- **TASK GOAL**:
How many lines of the data include the string "content"? State that number alone.

- **DATASET**:
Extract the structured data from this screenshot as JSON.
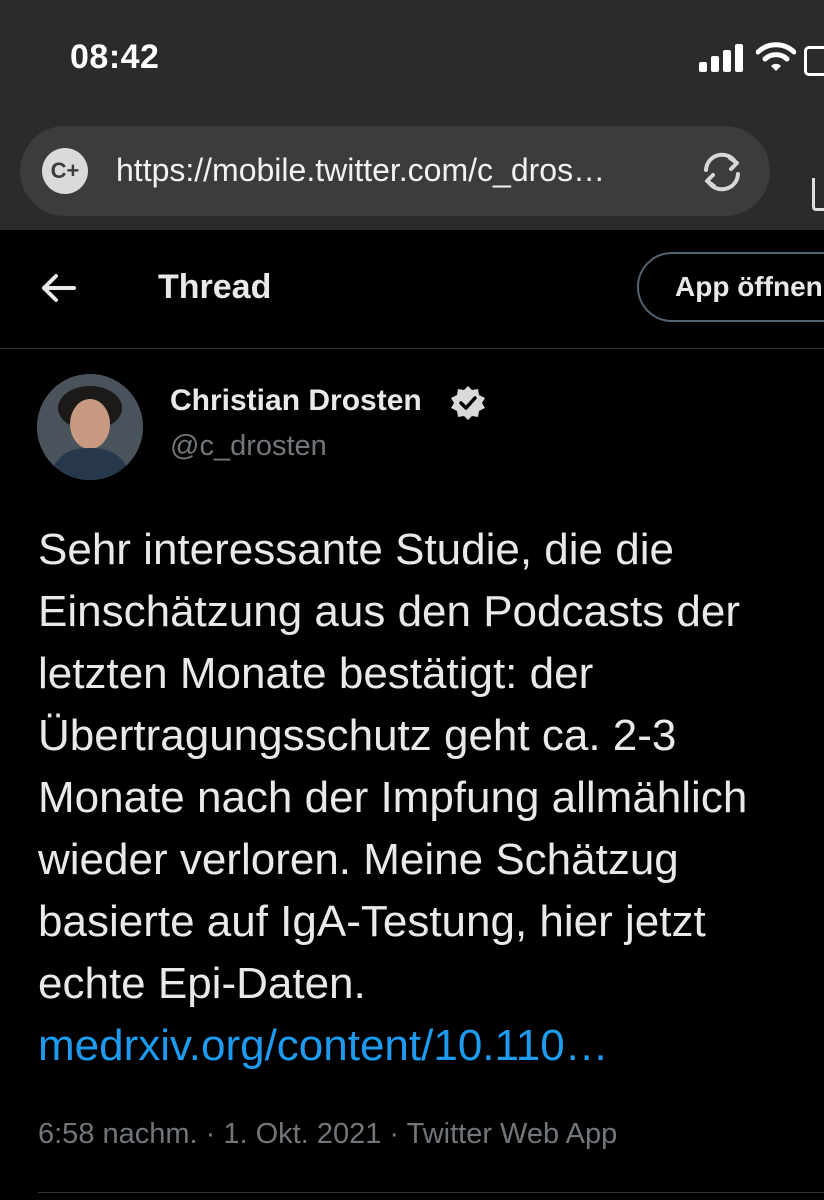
{
  "status_bar": {
    "time": "08:42"
  },
  "browser": {
    "url": "https://mobile.twitter.com/c_dros…",
    "site_badge": "C+"
  },
  "header": {
    "title": "Thread",
    "open_app_label": "App öffnen"
  },
  "tweet": {
    "author_name": "Christian Drosten",
    "handle": "@c_drosten",
    "text_lines": [
      "Sehr interessante Studie, die die",
      "Einschätzung aus den Podcasts der",
      "letzten Monate bestätigt: der",
      "Übertragungsschutz geht ca. 2-3",
      "Monate nach der Impfung allmählich",
      "wieder verloren. Meine Schätzug",
      "basierte auf IgA-Testung, hier jetzt",
      "echte Epi-Daten."
    ],
    "link": "medrxiv.org/content/10.110…",
    "timestamp": "6:58 nachm. · 1. Okt. 2021 · Twitter Web App"
  },
  "colors": {
    "background": "#000000",
    "chrome": "#2b2b2b",
    "link": "#1d9bf0",
    "secondary_text": "#71767b"
  }
}
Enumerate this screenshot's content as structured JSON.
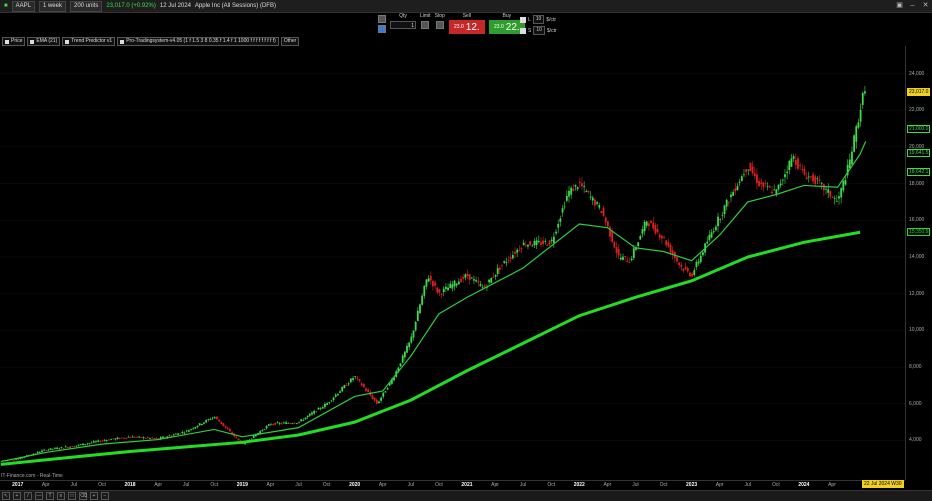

- **EXERCISE OUTPUT**:
2